[personal profile] chris 2009-07-26 02:40 pm (UTC)(link)
^^^^^^^^^^^^^ *points upward at those who have left comments before me*

Developers, developers, developers, developers...

Like this, only Open Source. *angelic choir noise*
aquaeri: My nose is being washed by my cat (Default)

[personal profile] aquaeri 2009-07-27 12:48 am (UTC)(link)
You're so encouraging! I'm in a trying-to-figure-out-what-I-want-to-do-with-the-rest-of-my-life phase, and I know it has to feel like DW, if you know what I mean.

Which part? "Open source" or "developer"?

[identity profile] 2009-12-27 09:42 pm (UTC)(link)
Hi Denise! What a great post you wrote.

I'm wondering which part of "I'm an open source developer" you had the most trouble with? Is it hard to believe you're a programmer? Or hard to believe Dreamwidth is part of the "open source" world?

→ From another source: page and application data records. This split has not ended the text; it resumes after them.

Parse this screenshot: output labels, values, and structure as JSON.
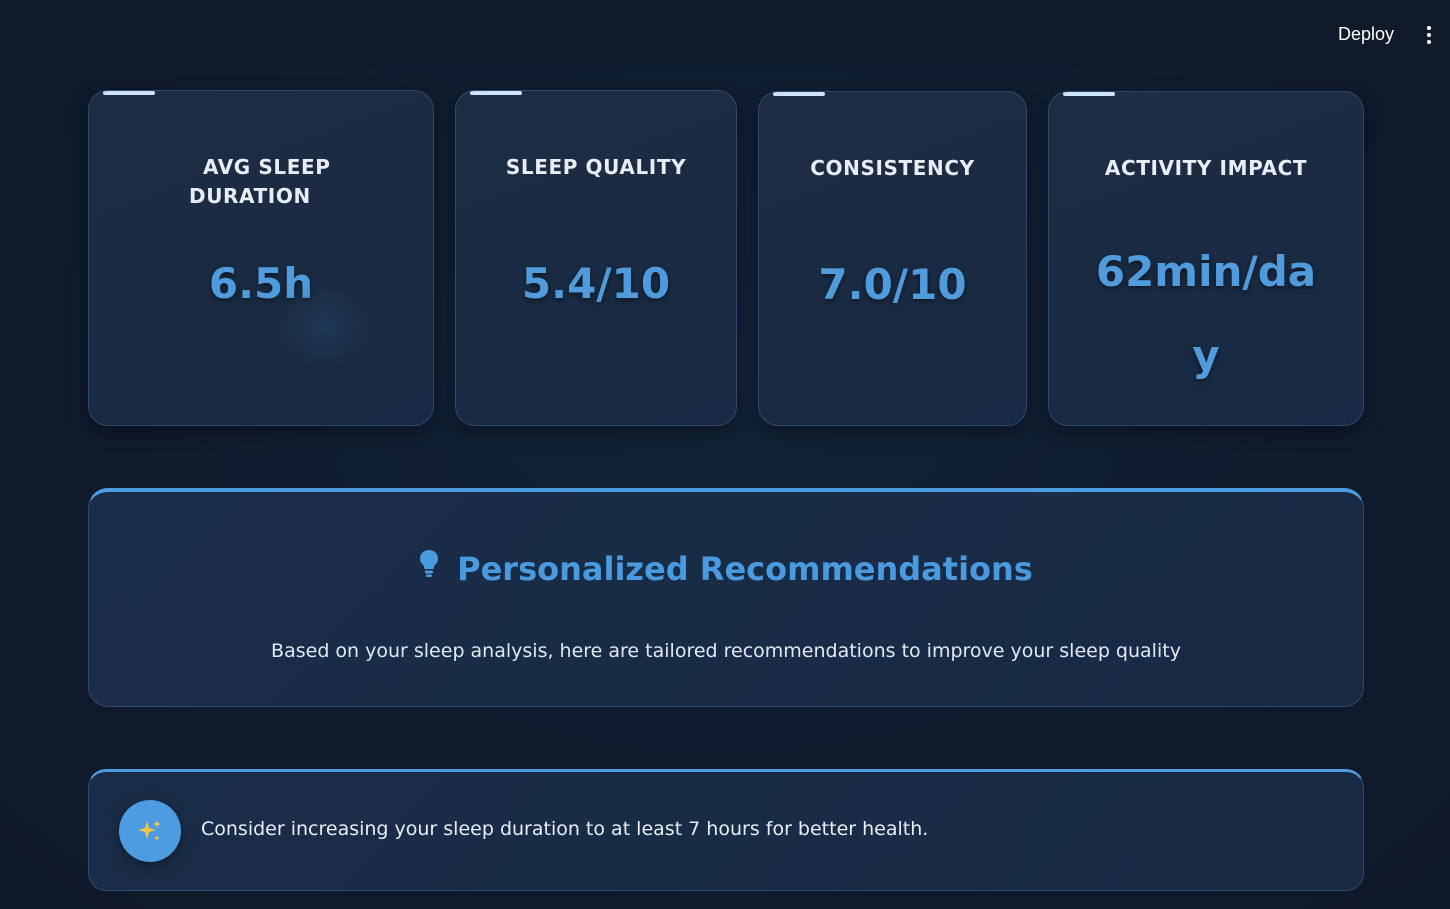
{
  "header": {
    "deploy_label": "Deploy",
    "menu_icon": "more-vertical-icon"
  },
  "metrics": [
    {
      "label_line1": "AVG SLEEP",
      "label_line2": "DURATION",
      "value": "6.5h"
    },
    {
      "label": "SLEEP QUALITY",
      "value": "5.4/10"
    },
    {
      "label": "CONSISTENCY",
      "value": "7.0/10"
    },
    {
      "label": "ACTIVITY IMPACT",
      "value_line1": "62min/da",
      "value_line2": "y"
    }
  ],
  "recommendations": {
    "icon": "lightbulb-icon",
    "title": "Personalized Recommendations",
    "subtitle": "Based on your sleep analysis, here are tailored recommendations to improve your sleep quality",
    "items": [
      {
        "icon": "sparkles-icon",
        "text": "Consider increasing your sleep duration to at least 7 hours for better health."
      }
    ]
  },
  "colors": {
    "accent": "#4d9be0",
    "value_text": "#4f9bdb",
    "background": "#0f1b2d"
  }
}
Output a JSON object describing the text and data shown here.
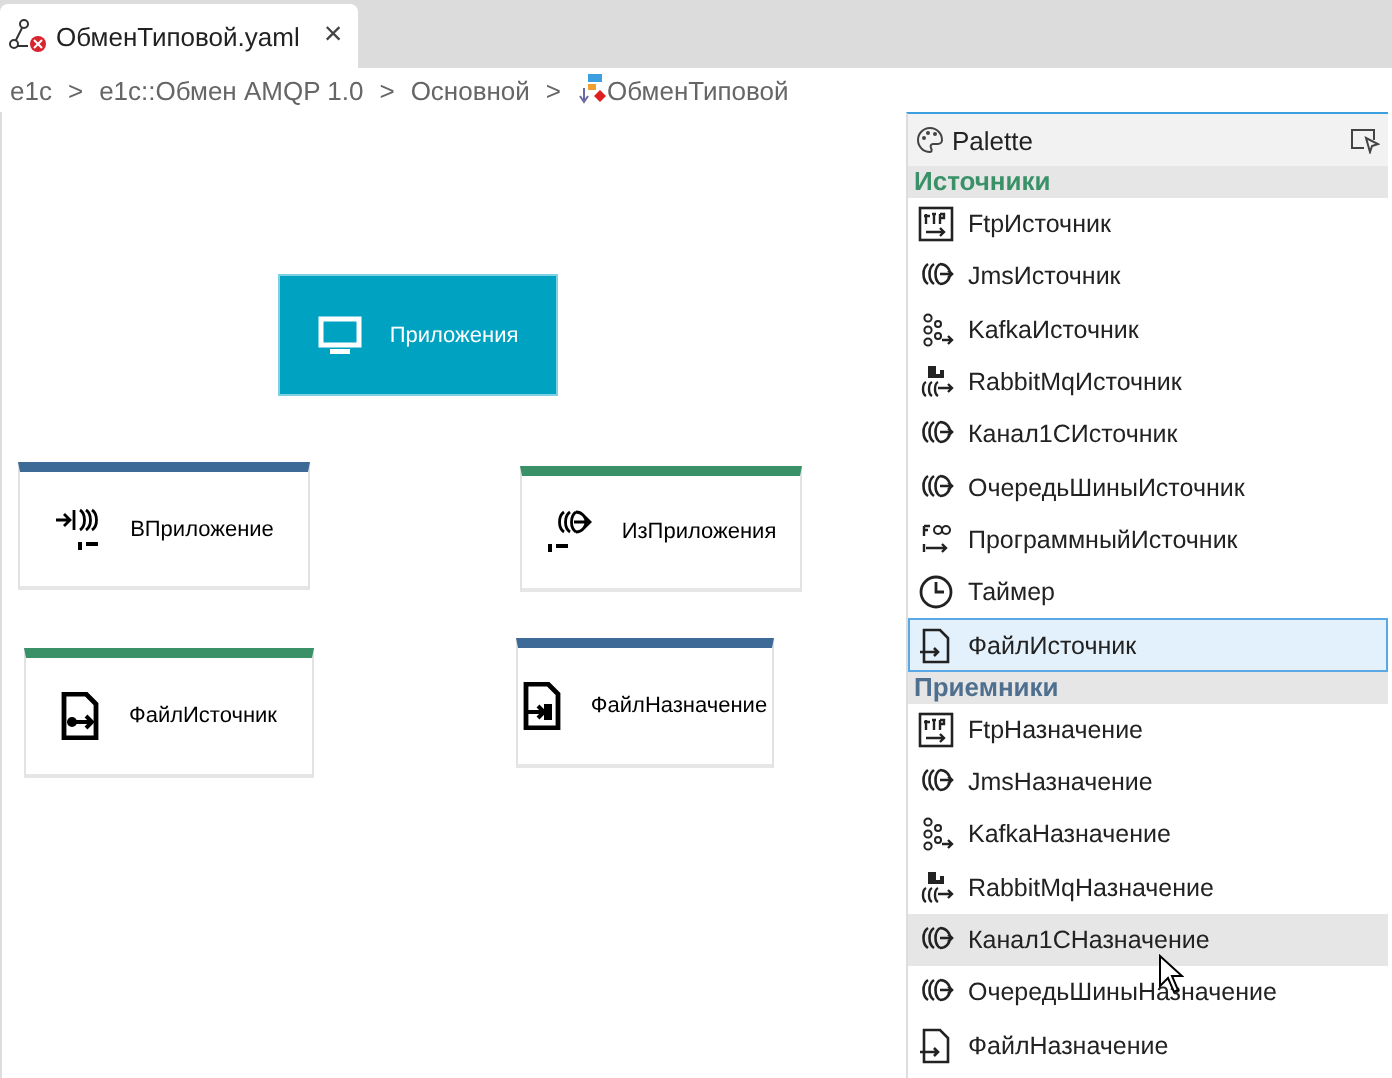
{
  "tab": {
    "title": "ОбменТиповой.yaml",
    "close": "×",
    "selected": true
  },
  "breadcrumb": [
    "e1c",
    "e1c::Обмен AMQP 1.0",
    "Основной",
    "ОбменТиповой"
  ],
  "breadcrumb_separator": ">",
  "nodes": [
    {
      "kind": "group",
      "label": "Приложения"
    },
    {
      "kind": "endpoint",
      "label": "ВПриложение",
      "color": "#3d6a96"
    },
    {
      "kind": "endpoint",
      "label": "ИзПриложения",
      "color": "#3a9168"
    },
    {
      "kind": "endpoint",
      "label": "ФайлИсточник",
      "color": "#3a9168"
    },
    {
      "kind": "endpoint",
      "label": "ФайлНазначение",
      "color": "#3d6a96"
    }
  ],
  "palette": {
    "title": "Palette",
    "sections": [
      {
        "title": "Источники",
        "color": "#3a9168",
        "items": [
          {
            "label": "FtpИсточник",
            "kind": "ftp",
            "selected": false,
            "hovered": false
          },
          {
            "label": "JmsИсточник",
            "kind": "queue",
            "selected": false,
            "hovered": false
          },
          {
            "label": "KafkaИсточник",
            "kind": "kafka",
            "selected": false,
            "hovered": false
          },
          {
            "label": "RabbitMqИсточник",
            "kind": "rabbit",
            "selected": false,
            "hovered": false
          },
          {
            "label": "Канал1СИсточник",
            "kind": "queue",
            "selected": false,
            "hovered": false
          },
          {
            "label": "ОчередьШиныИсточник",
            "kind": "queue",
            "selected": false,
            "hovered": false
          },
          {
            "label": "ПрограммныйИсточник",
            "kind": "program",
            "selected": false,
            "hovered": false
          },
          {
            "label": "Таймер",
            "kind": "timer",
            "selected": false,
            "hovered": false
          },
          {
            "label": "ФайлИсточник",
            "kind": "file",
            "selected": true,
            "hovered": false
          }
        ]
      },
      {
        "title": "Приемники",
        "color": "#4f6f8f",
        "items": [
          {
            "label": "FtpНазначение",
            "kind": "ftp",
            "selected": false,
            "hovered": false
          },
          {
            "label": "JmsНазначение",
            "kind": "queue",
            "selected": false,
            "hovered": false
          },
          {
            "label": "KafkaНазначение",
            "kind": "kafka",
            "selected": false,
            "hovered": false
          },
          {
            "label": "RabbitMqНазначение",
            "kind": "rabbit",
            "selected": false,
            "hovered": false
          },
          {
            "label": "Канал1СНазначение",
            "kind": "queue",
            "selected": false,
            "hovered": true
          },
          {
            "label": "ОчередьШиныНазначение",
            "kind": "queue",
            "selected": false,
            "hovered": false
          },
          {
            "label": "ФайлНазначение",
            "kind": "file",
            "selected": false,
            "hovered": false
          }
        ]
      }
    ]
  }
}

From how I read your piece, it seems to be the second one. I read it as you feeling disconnected from the community of people you see referred to as "open source." But I thought I'd double-check!

Again, thanks for sharing this viewpoint!